Lack of markdown is a showstopper for us here at Things in Flow too.
I’ve just spent 2 days evaluating a full switch to Asana for a most of our systems (task management, lead management (CRM) and team productivity etc.) just to end up concluding that Asana could do anything we needed – except support consistent text markup!
(I apparently simply couldn’t imagine that a mature and popular task management system like Asana didn’t didn’t support that – so I didn’t even think of checking that as the first thing in my research…)
All of your major competitors that we know of and use regularly supports markdown: Trello, Jira, Assembla, Trac… etc. Really can’t understand why Asana don’t. The only other “professional level” feature I’ve noticed that you’re missing is ticket numbering – which we as a small company can currently live without (but I think it should be an option to turn it on anyway).
If you still need convincing then try watching this Google Trend graph for the term “Markdown”:
As you can see markdown isn’t a shortlived fad that will go away anytime soon – on the contrary it’s an integral part of the major “content as code” megatrend, that is coming to all kinds of professional services these years.
So in our opinion you really, really, really should support markdown as soon as possibly in order to stay relevant in the professional commuity.
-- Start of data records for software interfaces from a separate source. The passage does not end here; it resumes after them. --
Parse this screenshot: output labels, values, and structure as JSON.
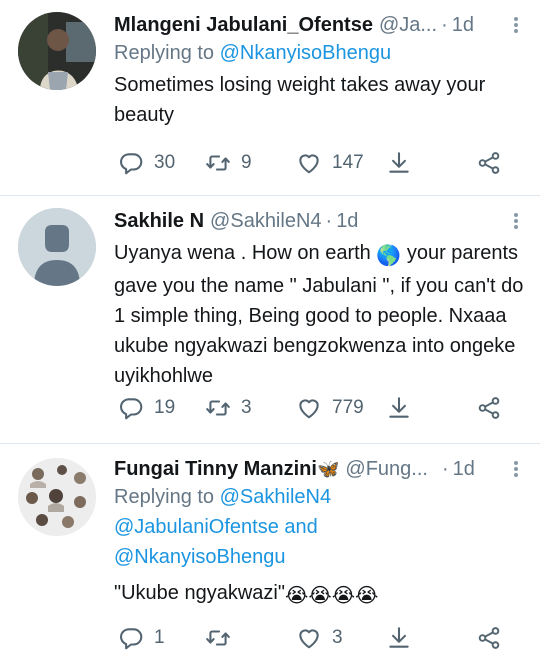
{
  "tweets": [
    {
      "name": "Mlangeni Jabulani_Ofentse",
      "handle": "@Ja...",
      "sep": "·",
      "time": "1d",
      "reply_prefix": "Replying to",
      "reply_to": "@NkanyisoBhengu",
      "text": "Sometimes losing weight takes away your beauty",
      "replies": "30",
      "retweets": "9",
      "likes": "147"
    },
    {
      "name": "Sakhile N",
      "handle": "@SakhileN4",
      "sep": "·",
      "time": "1d",
      "text_before_emoji": "Uyanya wena . How on earth",
      "emoji": "🌎",
      "text_after_emoji": "your parents gave you the name \" Jabulani \", if you can't do 1 simple thing, Being good to people. Nxaaa ukube ngyakwazi bengzokwenza into ongeke uyikhohlwe",
      "replies": "19",
      "retweets": "3",
      "likes": "779"
    },
    {
      "name": "Fungai Tinny Manzini",
      "name_emoji": "🦋",
      "handle": "@Fung...",
      "sep": "·",
      "time": "1d",
      "reply_prefix": "Replying to",
      "reply_to_1": "@SakhileN4",
      "reply_to_2": "@JabulaniOfentse",
      "reply_and": "and",
      "reply_to_3": "@NkanyisoBhengu",
      "text": "\"Ukube ngyakwazi\"",
      "emoji_tail": "😭😭😭😭",
      "replies": "1",
      "retweets": "",
      "likes": "3"
    }
  ],
  "icons": {
    "reply": "reply-icon",
    "retweet": "retweet-icon",
    "like": "heart-icon",
    "download": "download-arrow-icon",
    "share": "share-icon",
    "more": "more-dots-icon"
  },
  "colors": {
    "link": "#1b95e0",
    "secondary": "#657786",
    "icon": "#536471",
    "divider": "#e1e8ed"
  }
}
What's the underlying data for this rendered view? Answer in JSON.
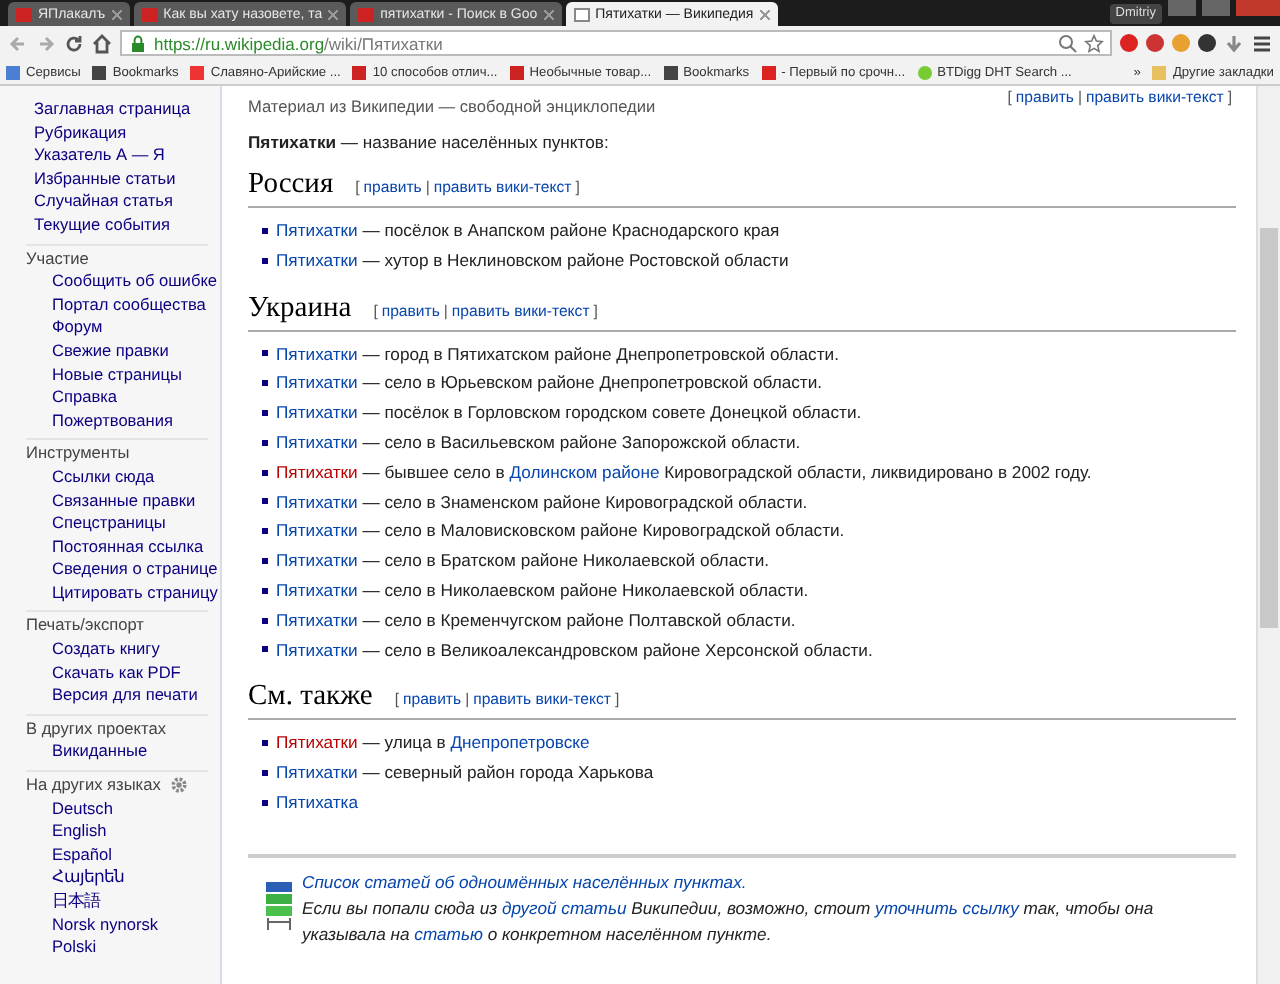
{
  "browser": {
    "tabs": [
      {
        "label": "ЯПлакалъ",
        "selected": false
      },
      {
        "label": "Как вы хату назовете, та",
        "selected": false
      },
      {
        "label": "пятихатки - Поиск в Goo",
        "selected": false
      },
      {
        "label": "Пятихатки — Википедия",
        "selected": true
      }
    ],
    "user": "Dmitriy",
    "url_host": "https://ru.wikipedia.org",
    "url_path": "/wiki/Пятихатки",
    "bookmarks": [
      "Сервисы",
      "Bookmarks",
      "Славяно-Арийские ...",
      "10 способов отлич...",
      "Необычные товар...",
      "Bookmarks",
      "- Первый по срочн...",
      "BTDigg DHT Search ..."
    ],
    "more": "»",
    "other_bookmarks": "Другие закладки"
  },
  "sidebar": {
    "top": [
      "Заглавная страница",
      "Рубрикация",
      "Указатель А — Я",
      "Избранные статьи",
      "Случайная статья",
      "Текущие события"
    ],
    "sections": [
      {
        "title": "Участие",
        "items": [
          "Сообщить об ошибке",
          "Портал сообщества",
          "Форум",
          "Свежие правки",
          "Новые страницы",
          "Справка",
          "Пожертвования"
        ]
      },
      {
        "title": "Инструменты",
        "items": [
          "Ссылки сюда",
          "Связанные правки",
          "Спецстраницы",
          "Постоянная ссылка",
          "Сведения о странице",
          "Цитировать страницу"
        ]
      },
      {
        "title": "Печать/экспорт",
        "items": [
          "Создать книгу",
          "Скачать как PDF",
          "Версия для печати"
        ]
      },
      {
        "title": "В других проектах",
        "items": [
          "Викиданные"
        ]
      },
      {
        "title": "На других языках",
        "settings": true,
        "items": [
          "Deutsch",
          "English",
          "Español",
          "Հայերեն",
          "日本語",
          "Norsk nynorsk",
          "Polski"
        ]
      }
    ]
  },
  "article": {
    "tagline": "Материал из Википедии — свободной энциклопедии",
    "edit_links": [
      {
        "kind": "punct",
        "text": "["
      },
      {
        "kind": "link",
        "text": "править"
      },
      {
        "kind": "punct",
        "text": "|"
      },
      {
        "kind": "link",
        "text": "править вики-текст"
      },
      {
        "kind": "punct",
        "text": "]"
      }
    ],
    "intro": "**Пятихатки** — название населённых пунктов:",
    "sections": [
      {
        "title": "Россия",
        "edit_links": [
          {
            "kind": "punct",
            "text": "["
          },
          {
            "kind": "link",
            "text": "править"
          },
          {
            "kind": "punct",
            "text": "|"
          },
          {
            "kind": "link",
            "text": "править вики-текст"
          },
          {
            "kind": "punct",
            "text": "]"
          }
        ],
        "items": [
          [
            {
              "kind": "link",
              "text": "Пятихатки"
            },
            {
              "kind": "text",
              "text": " — посёлок в Анапском районе Краснодарского края"
            }
          ],
          [
            {
              "kind": "link",
              "text": "Пятихатки"
            },
            {
              "kind": "text",
              "text": " — хутор в Неклиновском районе Ростовской области"
            }
          ]
        ]
      },
      {
        "title": "Украина",
        "edit_links": [
          {
            "kind": "punct",
            "text": "["
          },
          {
            "kind": "link",
            "text": "править"
          },
          {
            "kind": "punct",
            "text": "|"
          },
          {
            "kind": "link",
            "text": "править вики-текст"
          },
          {
            "kind": "punct",
            "text": "]"
          }
        ],
        "items": [
          [
            {
              "kind": "link",
              "text": "Пятихатки"
            },
            {
              "kind": "text",
              "text": " — город в Пятихатском районе Днепропетровской области."
            }
          ],
          [
            {
              "kind": "link",
              "text": "Пятихатки"
            },
            {
              "kind": "text",
              "text": " — село в Юрьевском районе Днепропетровской области."
            }
          ],
          [
            {
              "kind": "link",
              "text": "Пятихатки"
            },
            {
              "kind": "text",
              "text": " — посёлок в Горловском городском совете Донецкой области."
            }
          ],
          [
            {
              "kind": "link",
              "text": "Пятихатки"
            },
            {
              "kind": "text",
              "text": " — село в Васильевском районе Запорожской области."
            }
          ],
          [
            {
              "kind": "redlink",
              "text": "Пятихатки"
            },
            {
              "kind": "text",
              "text": " — бывшее село в "
            },
            {
              "kind": "link",
              "text": "Долинском районе"
            },
            {
              "kind": "text",
              "text": " Кировоградской области, ликвидировано в 2002 году."
            }
          ],
          [
            {
              "kind": "link",
              "text": "Пятихатки"
            },
            {
              "kind": "text",
              "text": " — село в Знаменском районе Кировоградской области."
            }
          ],
          [
            {
              "kind": "link",
              "text": "Пятихатки"
            },
            {
              "kind": "text",
              "text": " — село в Маловисковском районе Кировоградской области."
            }
          ],
          [
            {
              "kind": "link",
              "text": "Пятихатки"
            },
            {
              "kind": "text",
              "text": " — село в Братском районе Николаевской области."
            }
          ],
          [
            {
              "kind": "link",
              "text": "Пятихатки"
            },
            {
              "kind": "text",
              "text": " — село в Николаевском районе Николаевской области."
            }
          ],
          [
            {
              "kind": "link",
              "text": "Пятихатки"
            },
            {
              "kind": "text",
              "text": " — село в Кременчугском районе Полтавской области."
            }
          ],
          [
            {
              "kind": "link",
              "text": "Пятихатки"
            },
            {
              "kind": "text",
              "text": " — село в Великоалександровском районе Херсонской области."
            }
          ]
        ]
      },
      {
        "title": "См. также",
        "edit_links": [
          {
            "kind": "punct",
            "text": "["
          },
          {
            "kind": "link",
            "text": "править"
          },
          {
            "kind": "punct",
            "text": "|"
          },
          {
            "kind": "link",
            "text": "править вики-текст"
          },
          {
            "kind": "punct",
            "text": "]"
          }
        ],
        "items": [
          [
            {
              "kind": "redlink",
              "text": "Пятихатки"
            },
            {
              "kind": "text",
              "text": " — улица в "
            },
            {
              "kind": "link",
              "text": "Днепропетровске"
            }
          ],
          [
            {
              "kind": "link",
              "text": "Пятихатки"
            },
            {
              "kind": "text",
              "text": " — северный район города Харькова"
            }
          ],
          [
            {
              "kind": "link",
              "text": "Пятихатка"
            }
          ]
        ]
      }
    ],
    "notice": [
      [
        {
          "kind": "link",
          "text": "Список статей об одноимённых населённых пунктах."
        }
      ],
      [
        {
          "kind": "text",
          "text": "Если вы попали сюда из "
        },
        {
          "kind": "link",
          "text": "другой статьи"
        },
        {
          "kind": "text",
          "text": " Википедии, возможно, стоит "
        },
        {
          "kind": "link",
          "text": "уточнить ссылку"
        },
        {
          "kind": "text",
          "text": " так, чтобы она указывала на "
        },
        {
          "kind": "link",
          "text": "статью"
        },
        {
          "kind": "text",
          "text": " о конкретном населённом пункте."
        }
      ]
    ]
  }
}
Our primary use for markdown is the ability to make the descriptions more easily readable by adding titles and subtitles (#, ##, …), lists (*), code snippets (``) and links in a consistent and non-guessy way. Especially the ability to specify links is important as just a couple of bloated gDoc-links will totally destroy the readability of any description. Links are also important in order to support non-http protocol links (like evernote:// and trello:// or even message: ) – which are very important if you want to create an efficient mobile workflow etc.